This could change as the effects of global warming become more apparent and create conditions that allow more insect species to flourish in the region.
An island free of mosquitoes sounds like the dream for those of us who hate their relentless buzzing, the itchy redness that results from being bitten, and bug spray. But it turns out that only a few places in the world possess the conditions that prevent mosquitoes from surviving and thriving there, and one of those is Iceland.

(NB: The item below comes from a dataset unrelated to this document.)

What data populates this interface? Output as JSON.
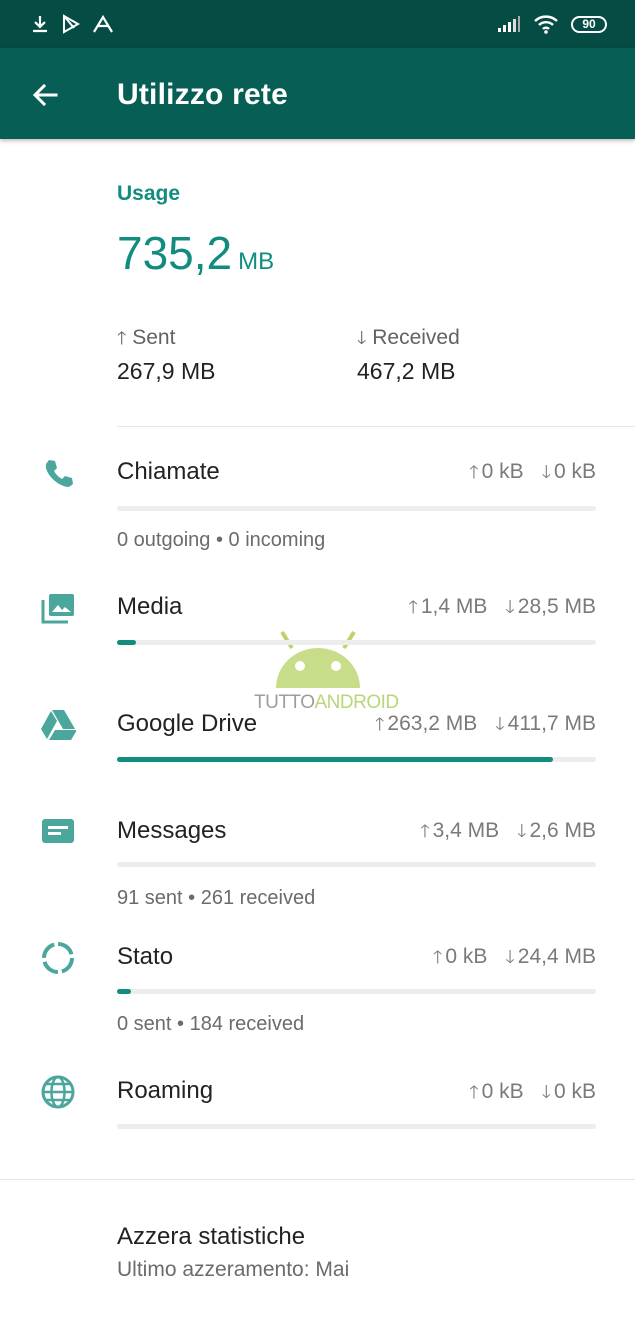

The most likely theory for why this is the case, according to scientists, is that Iceland's oceanic climate keeps them at bay. According to a 2016 report in The New York Times, "When mosquitoes lay eggs in cold weather, the larvae emerge with a thaw, allowing them to breed and multiply. Iceland, however, typically has three major freezes and thaws a year, creating conditions that may be too unstable for the insect's survival."
The reasons for it were further detailed in a 2005 report on the Icelandic Web of Science arguing that while mosquitoes are common in neighboring countries like Greenland, Norway, and Britain, the Aedes nigripes, the likeliest species to survive in Iceland, could not due to a range of factors:
- They have not reached Icelandic soil from the planes they are carried by.
- If they reach Icelandic soil, then they have not found a place to lay their eggs.
- The Aedes nigripes lifecycle does not suit Icelandic conditions.
The post pointed out that one mosquito was found in the country on a plane from Greenland, so it is unlikely that the sole reason for a lack of mosquitoes is that they never made it there, nor the lack of breedable habitat. They also attributed it to the variability of Icelandic temperatures.
We reached out to the scientist who found that elusive mosquito.
Gísli Már Gíslason, a biologist and professor of limnology at the University of Iceland, told us how he "found one specimen of Aedes nigripes in a passenger airplane in the summer of 1986 at Keflavik Airport." He boarded the plane, and spotted and captured the single mosquito by chasing it around the cabin. The plane was coming from Nassaquaq in Greenland and continuing to Frankfurt, Germany. He added that he gave the specimen to the Institute of Natural History in Reykjavik upon his return to Iceland, where it was preserved in a jar of alcohol.
However, the specimen appears to have been misplaced. "The specimen [Aedes nigripes] was not found a couple of years ago, when we wanted to re-examine it," he said.
Gíslason added that aside from his capture of the one specimen, mosquitoes have not been recorded or seen in Iceland.
A major reason that there continue to be no mosquitoes in Iceland, he told us, is because of the island's geographic isolation. "[Iceland is] 800-900 km to the nearest source of mosquitoes [...] i.e. 900 km to Norway and 800 km to Scotland," he said.
But this doesn't mean that Iceland will remain mosquito-free forever. As temperatures rise worldwide due to climate change, conditions in Iceland may change. "Climate warming may make it possible for species in Scandinavia and Great Britain to live in Iceland if they reach the island, [for example] with winds," Gíslason told us. "There are more than 30 species of mosquitoes in Britain and Scandinavia, and some could possibly live and breed in Iceland if they reach the island."
"There [is] evidence that the number of insect species in northern Europe are increasing. Some 400 new insect species have been recorded in Iceland in the last 30 years," he continued. "Range of species distribution is extending further north with climate change. This could happen with mosquito species, which now have their northern distribution in Britain and southern Scandinavia. Also, there are mosquito species in Northern Scandinavia that could live in Iceland."
So if you were hoping to depart for the mosquito-free zone of Iceland soon, you better hope climate change doesn't affect it first.